■ **ASSIGNMENT**: Your response should consist of the records below, repeated exactly.

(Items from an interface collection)
<<<<
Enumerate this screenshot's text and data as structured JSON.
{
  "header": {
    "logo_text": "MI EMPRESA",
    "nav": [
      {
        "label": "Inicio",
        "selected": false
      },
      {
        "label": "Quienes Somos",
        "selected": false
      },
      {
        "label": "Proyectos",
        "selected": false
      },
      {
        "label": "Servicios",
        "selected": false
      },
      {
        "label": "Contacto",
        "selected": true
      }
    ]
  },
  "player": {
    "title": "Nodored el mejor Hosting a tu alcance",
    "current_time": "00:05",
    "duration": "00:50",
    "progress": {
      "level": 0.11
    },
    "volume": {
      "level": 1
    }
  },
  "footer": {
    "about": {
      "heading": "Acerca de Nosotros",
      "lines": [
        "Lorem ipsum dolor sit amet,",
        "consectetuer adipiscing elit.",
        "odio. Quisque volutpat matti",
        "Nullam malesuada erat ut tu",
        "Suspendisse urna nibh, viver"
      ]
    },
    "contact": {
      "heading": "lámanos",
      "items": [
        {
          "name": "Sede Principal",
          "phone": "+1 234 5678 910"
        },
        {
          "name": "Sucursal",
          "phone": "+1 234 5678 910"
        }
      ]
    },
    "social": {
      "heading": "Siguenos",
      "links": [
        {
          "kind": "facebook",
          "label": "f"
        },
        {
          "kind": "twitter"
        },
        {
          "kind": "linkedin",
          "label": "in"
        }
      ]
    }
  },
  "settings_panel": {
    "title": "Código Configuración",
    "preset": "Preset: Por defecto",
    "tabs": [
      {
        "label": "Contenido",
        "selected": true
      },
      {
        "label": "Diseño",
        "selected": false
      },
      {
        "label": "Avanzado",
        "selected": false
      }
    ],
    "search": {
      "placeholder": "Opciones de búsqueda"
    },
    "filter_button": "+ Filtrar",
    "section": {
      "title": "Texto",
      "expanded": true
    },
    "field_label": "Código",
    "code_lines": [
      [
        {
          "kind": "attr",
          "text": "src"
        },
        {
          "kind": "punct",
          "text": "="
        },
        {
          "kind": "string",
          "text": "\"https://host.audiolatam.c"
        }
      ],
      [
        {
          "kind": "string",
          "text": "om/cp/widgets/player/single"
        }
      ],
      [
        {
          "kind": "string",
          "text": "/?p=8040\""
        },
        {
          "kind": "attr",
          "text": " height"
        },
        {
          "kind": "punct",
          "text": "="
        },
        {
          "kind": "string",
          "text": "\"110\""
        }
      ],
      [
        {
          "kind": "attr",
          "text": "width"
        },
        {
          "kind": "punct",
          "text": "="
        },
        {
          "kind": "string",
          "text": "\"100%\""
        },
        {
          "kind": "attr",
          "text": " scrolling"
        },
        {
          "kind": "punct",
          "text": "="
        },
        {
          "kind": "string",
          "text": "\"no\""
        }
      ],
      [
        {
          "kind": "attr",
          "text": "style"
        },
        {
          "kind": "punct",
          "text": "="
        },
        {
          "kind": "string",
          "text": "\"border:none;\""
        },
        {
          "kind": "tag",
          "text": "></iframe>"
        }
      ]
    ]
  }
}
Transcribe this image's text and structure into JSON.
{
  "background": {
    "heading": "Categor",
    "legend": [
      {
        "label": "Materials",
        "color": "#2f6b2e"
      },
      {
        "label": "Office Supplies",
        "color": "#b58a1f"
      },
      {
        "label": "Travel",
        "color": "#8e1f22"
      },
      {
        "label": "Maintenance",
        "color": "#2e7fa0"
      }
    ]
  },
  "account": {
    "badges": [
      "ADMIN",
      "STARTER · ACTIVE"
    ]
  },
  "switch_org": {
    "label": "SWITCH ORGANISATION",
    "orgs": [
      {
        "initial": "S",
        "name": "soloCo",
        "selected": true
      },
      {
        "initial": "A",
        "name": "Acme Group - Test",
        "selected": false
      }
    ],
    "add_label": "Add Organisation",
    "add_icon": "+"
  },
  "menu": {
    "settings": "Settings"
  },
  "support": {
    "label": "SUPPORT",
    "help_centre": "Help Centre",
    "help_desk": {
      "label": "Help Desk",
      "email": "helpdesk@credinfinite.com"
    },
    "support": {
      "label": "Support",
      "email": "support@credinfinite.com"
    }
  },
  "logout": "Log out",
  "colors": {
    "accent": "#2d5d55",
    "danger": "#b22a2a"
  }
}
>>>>
■ **EXERCISE RESPONSE**:
Enumerate this screenshot's text and data as structured JSON.
{
  "header": {
    "logo_text": "MI EMPRESA",
    "nav": [
      {
        "label": "Inicio",
        "selected": false
      },
      {
        "label": "Quienes Somos",
        "selected": false
      },
      {
        "label": "Proyectos",
        "selected": false
      },
      {
        "label": "Servicios",
        "selected": false
      },
      {
        "label": "Contacto",
        "selected": true
      }
    ]
  },
  "player": {
    "title": "Nodored el mejor Hosting a tu alcance",
    "current_time": "00:05",
    "duration": "00:50",
    "progress": {
      "level": 0.11
    },
    "volume": {
      "level": 1
    }
  },
  "footer": {
    "about": {
      "heading": "Acerca de Nosotros",
      "lines": [
        "Lorem ipsum dolor sit amet,",
        "consectetuer adipiscing elit.",
        "odio. Quisque volutpat matti",
        "Nullam malesuada erat ut tu",
        "Suspendisse urna nibh, viver"
      ]
    },
    "contact": {
      "heading": "lámanos",
      "items": [
        {
          "name": "Sede Principal",
          "phone": "+1 234 5678 910"
        },
        {
          "name": "Sucursal",
          "phone": "+1 234 5678 910"
        }
      ]
    },
    "social": {
      "heading": "Siguenos",
      "links": [
        {
          "kind": "facebook",
          "label": "f"
        },
        {
          "kind": "twitter"
        },
        {
          "kind": "linkedin",
          "label": "in"
        }
      ]
    }
  },
  "settings_panel": {
    "title": "Código Configuración",
    "preset": "Preset: Por defecto",
    "tabs": [
      {
        "label": "Contenido",
        "selected": true
      },
      {
        "label": "Diseño",
        "selected": false
      },
      {
        "label": "Avanzado",
        "selected": false
      }
    ],
    "search": {
      "placeholder": "Opciones de búsqueda"
    },
    "filter_button": "+ Filtrar",
    "section": {
      "title": "Texto",
      "expanded": true
    },
    "field_label": "Código",
    "code_lines": [
      [
        {
          "kind": "attr",
          "text": "src"
        },
        {
          "kind": "punct",
          "text": "="
        },
        {
          "kind": "string",
          "text": "\"https://host.audiolatam.c"
        }
      ],
      [
        {
          "kind": "string",
          "text": "om/cp/widgets/player/single"
        }
      ],
      [
        {
          "kind": "string",
          "text": "/?p=8040\""
        },
        {
          "kind": "attr",
          "text": " height"
        },
        {
          "kind": "punct",
          "text": "="
        },
        {
          "kind": "string",
          "text": "\"110\""
        }
      ],
      [
        {
          "kind": "attr",
          "text": "width"
        },
        {
          "kind": "punct",
          "text": "="
        },
        {
          "kind": "string",
          "text": "\"100%\""
        },
        {
          "kind": "attr",
          "text": " scrolling"
        },
        {
          "kind": "punct",
          "text": "="
        },
        {
          "kind": "string",
          "text": "\"no\""
        }
      ],
      [
        {
          "kind": "attr",
          "text": "style"
        },
        {
          "kind": "punct",
          "text": "="
        },
        {
          "kind": "string",
          "text": "\"border:none;\""
        },
        {
          "kind": "tag",
          "text": "></iframe>"
        }
      ]
    ]
  }
}
Transcribe this image's text and structure into JSON.
{
  "background": {
    "heading": "Categor",
    "legend": [
      {
        "label": "Materials",
        "color": "#2f6b2e"
      },
      {
        "label": "Office Supplies",
        "color": "#b58a1f"
      },
      {
        "label": "Travel",
        "color": "#8e1f22"
      },
      {
        "label": "Maintenance",
        "color": "#2e7fa0"
      }
    ]
  },
  "account": {
    "badges": [
      "ADMIN",
      "STARTER · ACTIVE"
    ]
  },
  "switch_org": {
    "label": "SWITCH ORGANISATION",
    "orgs": [
      {
        "initial": "S",
        "name": "soloCo",
        "selected": true
      },
      {
        "initial": "A",
        "name": "Acme Group - Test",
        "selected": false
      }
    ],
    "add_label": "Add Organisation",
    "add_icon": "+"
  },
  "menu": {
    "settings": "Settings"
  },
  "support": {
    "label": "SUPPORT",
    "help_centre": "Help Centre",
    "help_desk": {
      "label": "Help Desk",
      "email": "helpdesk@credinfinite.com"
    },
    "support": {
      "label": "Support",
      "email": "support@credinfinite.com"
    }
  },
  "logout": "Log out",
  "colors": {
    "accent": "#2d5d55",
    "danger": "#b22a2a"
  }
}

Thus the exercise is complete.